That’s why the brand is only dropping two collections a year, emphasizing quality over quantity. And while not all products are fully sustainable, Unsubscribed is aiming to be more socially conscious. Some in-store examples include domestically produced knitwear and fleece, recycled nylon swimwear, upcycled denim and handbags made from 100 percent postconsumer waste.
Brands such as Ubuntu, Nannacay, A.Shirt.Story, Boyish and Indego Africa can also be found in the store, in addition to the in-house label. Accessories start at $5; swimwear ranges from $70 to $250; dresses from $90 to $550, and tops from $40 to $300.
There will be no e-commerce business — at least not yet. Instead, the brand’s Instagram account and web site, unsubscribed.com, which goes live July 2, will feature seasonal look books, store imagery and question-and-answer spotlights with founders of the third-party brands.
“We believe in creating meaningful connections with our customers,” Foyle said. “Like we’ve done within our stores, we want to build a digital space where we can share creative content, new product and inspiring photos. And we recognize the power a digital platform has in bringing us together.”
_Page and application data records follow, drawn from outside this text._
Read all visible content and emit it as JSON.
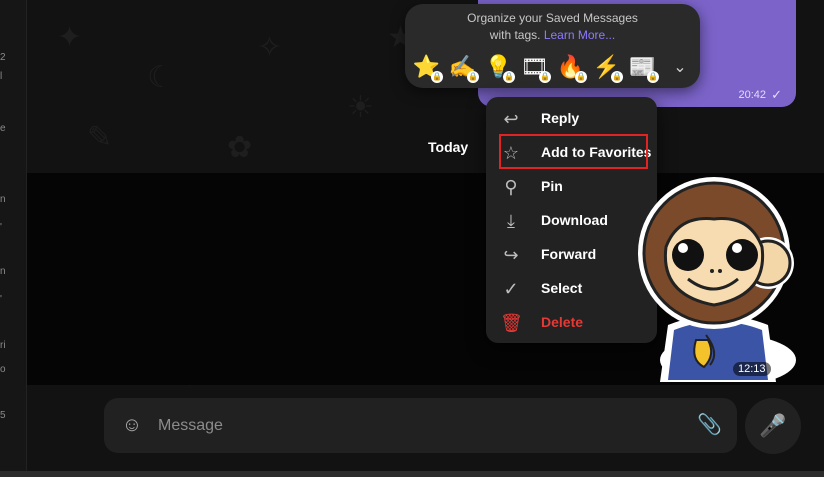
{
  "left_strip_letters": [
    "2",
    "l",
    "e",
    "n",
    "'",
    "n",
    "'",
    "ri",
    "o",
    "5"
  ],
  "tag_panel": {
    "line1": "Organize your Saved Messages",
    "line2_prefix": "with tags.",
    "link": "Learn More...",
    "tags": [
      {
        "icon": "star-tag-icon",
        "glyph": "⭐"
      },
      {
        "icon": "writing-hand-tag-icon",
        "glyph": "✍"
      },
      {
        "icon": "lightbulb-tag-icon",
        "glyph": "💡"
      },
      {
        "icon": "film-tag-icon",
        "glyph": "🎞"
      },
      {
        "icon": "fire-tag-icon",
        "glyph": "🔥"
      },
      {
        "icon": "lightning-tag-icon",
        "glyph": "⚡"
      },
      {
        "icon": "newspaper-tag-icon",
        "glyph": "📰"
      }
    ],
    "expand_glyph": "⌄"
  },
  "purple_message": {
    "time": "20:42",
    "check": "✓"
  },
  "date_divider": "Today",
  "context_menu": {
    "items": [
      {
        "label": "Reply",
        "icon": "reply-icon",
        "glyph": "↩"
      },
      {
        "label": "Add to Favorites",
        "icon": "star-icon",
        "glyph": "☆"
      },
      {
        "label": "Pin",
        "icon": "pin-icon",
        "glyph": "⚲"
      },
      {
        "label": "Download",
        "icon": "download-icon",
        "glyph": "⤓"
      },
      {
        "label": "Forward",
        "icon": "forward-icon",
        "glyph": "↪"
      },
      {
        "label": "Select",
        "icon": "select-check-icon",
        "glyph": "✓"
      },
      {
        "label": "Delete",
        "icon": "trash-icon",
        "glyph": "🗑"
      }
    ]
  },
  "sticker_message": {
    "time": "12:13",
    "check": "✓"
  },
  "composer": {
    "placeholder": "Message",
    "emoji_glyph": "☺",
    "attach_glyph": "📎",
    "mic_glyph": "🎤"
  },
  "colors": {
    "accent": "#8d7bff",
    "bubble": "#7b63c9",
    "danger": "#e53935",
    "highlight": "#e02424"
  }
}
That doesn’t mean Unsubscribed will never have an e-commerce element. Foyle said the brand plans to eventually open up the experience to shoppers outside of the New York area by way of an online shop.
“We’re excited for her to experience Unsubscribed, no matter where she is,” Foyle said. The exact date has not yet been set.
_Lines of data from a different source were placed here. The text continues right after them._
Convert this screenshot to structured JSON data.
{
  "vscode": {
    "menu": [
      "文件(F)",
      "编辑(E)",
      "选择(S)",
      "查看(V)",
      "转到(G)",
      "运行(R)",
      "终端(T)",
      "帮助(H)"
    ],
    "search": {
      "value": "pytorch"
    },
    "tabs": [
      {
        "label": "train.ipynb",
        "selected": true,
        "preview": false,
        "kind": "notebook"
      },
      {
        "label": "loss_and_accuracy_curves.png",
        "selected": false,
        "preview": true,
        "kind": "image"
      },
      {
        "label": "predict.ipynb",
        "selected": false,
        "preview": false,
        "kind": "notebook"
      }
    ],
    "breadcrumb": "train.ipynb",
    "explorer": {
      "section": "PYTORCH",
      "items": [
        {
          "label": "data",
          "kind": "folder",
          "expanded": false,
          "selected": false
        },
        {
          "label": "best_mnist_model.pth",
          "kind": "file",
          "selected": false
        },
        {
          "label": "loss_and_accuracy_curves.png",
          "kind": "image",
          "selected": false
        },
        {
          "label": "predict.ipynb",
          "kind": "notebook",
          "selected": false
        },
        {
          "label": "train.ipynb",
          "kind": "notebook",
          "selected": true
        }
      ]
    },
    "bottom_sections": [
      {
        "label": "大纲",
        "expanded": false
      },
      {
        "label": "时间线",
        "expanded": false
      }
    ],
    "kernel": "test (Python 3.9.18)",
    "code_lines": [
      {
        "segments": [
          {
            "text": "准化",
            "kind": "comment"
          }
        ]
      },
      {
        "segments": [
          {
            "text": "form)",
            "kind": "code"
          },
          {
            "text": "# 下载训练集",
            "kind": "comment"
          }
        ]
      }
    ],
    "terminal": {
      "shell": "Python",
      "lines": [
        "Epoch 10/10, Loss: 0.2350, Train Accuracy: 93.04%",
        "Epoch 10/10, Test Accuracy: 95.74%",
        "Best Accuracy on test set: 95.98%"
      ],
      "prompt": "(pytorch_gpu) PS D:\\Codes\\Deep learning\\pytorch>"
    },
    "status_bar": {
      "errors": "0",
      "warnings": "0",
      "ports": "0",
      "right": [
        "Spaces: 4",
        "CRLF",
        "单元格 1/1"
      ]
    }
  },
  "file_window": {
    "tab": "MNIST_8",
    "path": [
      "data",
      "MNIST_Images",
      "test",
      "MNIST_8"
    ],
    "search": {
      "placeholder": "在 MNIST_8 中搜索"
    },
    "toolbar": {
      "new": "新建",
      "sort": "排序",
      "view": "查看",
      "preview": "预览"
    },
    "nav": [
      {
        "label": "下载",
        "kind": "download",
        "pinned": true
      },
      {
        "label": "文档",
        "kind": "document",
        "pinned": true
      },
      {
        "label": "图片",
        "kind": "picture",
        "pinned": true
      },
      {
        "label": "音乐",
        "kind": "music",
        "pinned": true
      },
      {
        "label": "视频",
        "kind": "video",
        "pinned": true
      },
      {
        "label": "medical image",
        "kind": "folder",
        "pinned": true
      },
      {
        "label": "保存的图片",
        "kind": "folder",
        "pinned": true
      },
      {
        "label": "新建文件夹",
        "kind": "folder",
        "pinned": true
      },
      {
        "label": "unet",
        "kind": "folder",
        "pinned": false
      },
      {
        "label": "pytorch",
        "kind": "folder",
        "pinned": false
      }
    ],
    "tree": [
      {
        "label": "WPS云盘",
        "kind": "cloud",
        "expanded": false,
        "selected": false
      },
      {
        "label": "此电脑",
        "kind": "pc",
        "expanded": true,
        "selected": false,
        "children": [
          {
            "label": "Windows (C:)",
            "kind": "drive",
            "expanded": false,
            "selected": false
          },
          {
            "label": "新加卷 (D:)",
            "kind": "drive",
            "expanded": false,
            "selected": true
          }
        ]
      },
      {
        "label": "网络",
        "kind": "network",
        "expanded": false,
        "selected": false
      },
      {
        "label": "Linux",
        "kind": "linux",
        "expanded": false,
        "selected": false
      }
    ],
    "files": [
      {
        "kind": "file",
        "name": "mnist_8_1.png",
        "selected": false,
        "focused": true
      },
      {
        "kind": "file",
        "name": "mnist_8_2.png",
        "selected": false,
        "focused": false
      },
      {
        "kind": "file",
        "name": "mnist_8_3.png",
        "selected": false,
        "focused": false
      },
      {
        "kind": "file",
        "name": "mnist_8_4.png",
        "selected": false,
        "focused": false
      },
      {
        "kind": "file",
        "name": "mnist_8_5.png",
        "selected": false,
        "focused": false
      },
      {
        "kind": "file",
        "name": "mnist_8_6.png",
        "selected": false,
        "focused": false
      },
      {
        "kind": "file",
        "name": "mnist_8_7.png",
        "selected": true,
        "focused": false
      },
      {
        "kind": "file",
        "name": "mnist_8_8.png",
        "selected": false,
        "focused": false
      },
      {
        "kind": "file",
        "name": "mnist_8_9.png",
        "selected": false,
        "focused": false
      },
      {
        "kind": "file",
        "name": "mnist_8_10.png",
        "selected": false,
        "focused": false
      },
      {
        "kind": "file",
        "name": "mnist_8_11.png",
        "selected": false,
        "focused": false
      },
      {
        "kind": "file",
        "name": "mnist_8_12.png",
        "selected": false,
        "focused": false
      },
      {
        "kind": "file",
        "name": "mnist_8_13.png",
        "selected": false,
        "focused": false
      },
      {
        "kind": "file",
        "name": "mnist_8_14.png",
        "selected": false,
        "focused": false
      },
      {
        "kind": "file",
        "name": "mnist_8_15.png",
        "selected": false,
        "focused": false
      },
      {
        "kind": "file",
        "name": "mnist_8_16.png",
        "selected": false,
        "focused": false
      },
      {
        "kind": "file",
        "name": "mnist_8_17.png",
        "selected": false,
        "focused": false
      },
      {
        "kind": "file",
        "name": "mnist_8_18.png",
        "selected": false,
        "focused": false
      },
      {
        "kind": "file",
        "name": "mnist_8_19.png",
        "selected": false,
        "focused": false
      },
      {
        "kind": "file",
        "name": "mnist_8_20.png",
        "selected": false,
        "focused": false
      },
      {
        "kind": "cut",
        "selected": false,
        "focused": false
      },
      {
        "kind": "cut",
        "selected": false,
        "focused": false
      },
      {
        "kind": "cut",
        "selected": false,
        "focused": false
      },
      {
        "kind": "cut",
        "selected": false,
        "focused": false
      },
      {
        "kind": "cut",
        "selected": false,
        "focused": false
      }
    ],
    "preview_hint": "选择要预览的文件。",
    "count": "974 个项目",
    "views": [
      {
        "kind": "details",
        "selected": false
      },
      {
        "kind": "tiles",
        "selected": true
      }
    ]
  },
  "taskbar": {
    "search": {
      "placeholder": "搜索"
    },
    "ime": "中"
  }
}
There is also “definitely the possibility” of expanding Unsubscribed’s retail fleet to other locations and markets in the future.
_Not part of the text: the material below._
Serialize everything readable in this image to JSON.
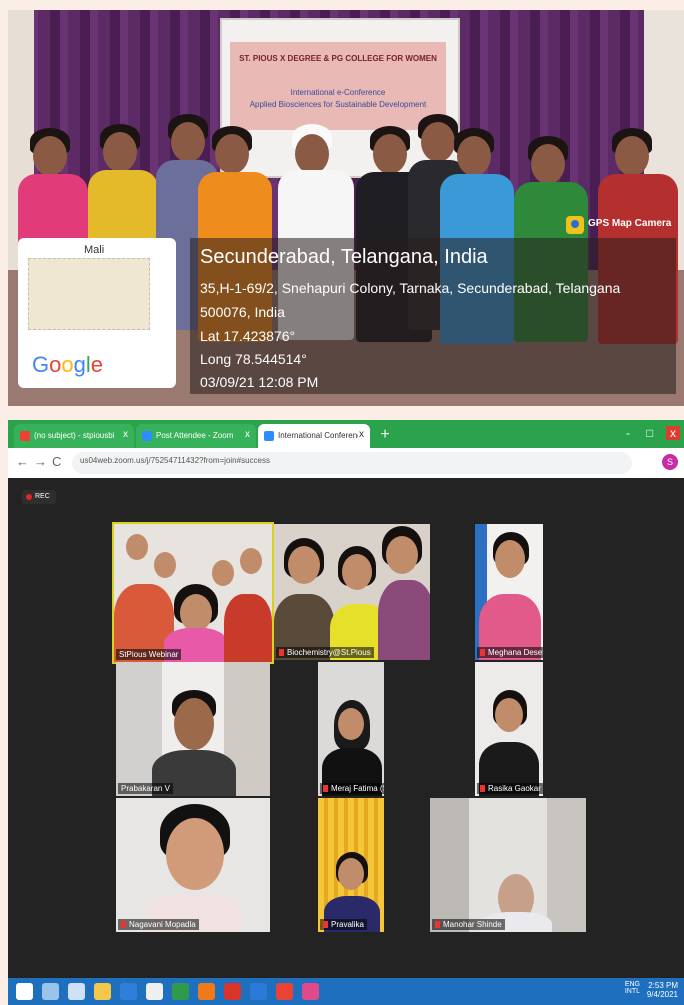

“However, we are being thoughtful and selective on those location choices,” Foyle said. “We plan to use our East Hampton store to test and learn this new brand and customer to help us gain valuable insights for future growth. The growth of the business is always top-of-mind and we’ve led with a best-in-class strategy for identifying new opportunities to continue our momentum.”
Meanwhile, American Eagle Outfitters has plans to expand the rest of its retail fleet. On the June conference call, Foyle said Aerie plans to open about 25 locations this year, a mix of stand-alone and side-by-side American Eagle-Aerie units, many of them in new markets, despite recent losses.
“AEO is a leader in the industry and we’re thrilled to be in a spot that allows us to grow with the introduction of Unsubscribed into our portfolio,” Foyle said. “Like everything we do, we’ve put a lot of time, passion and resources into launching the brand and are fortunate to turn this concept into a reality despite these challenging times.
“Also, as a company, we are always looking for new ways to expand our community,” Foyle continued. “We’re constantly listening and learning from our current customers and we’re excited to do the same for the Unsubscribed shopper. The East Hampton location is the perfect spot for us to reach her first through this single store concept.”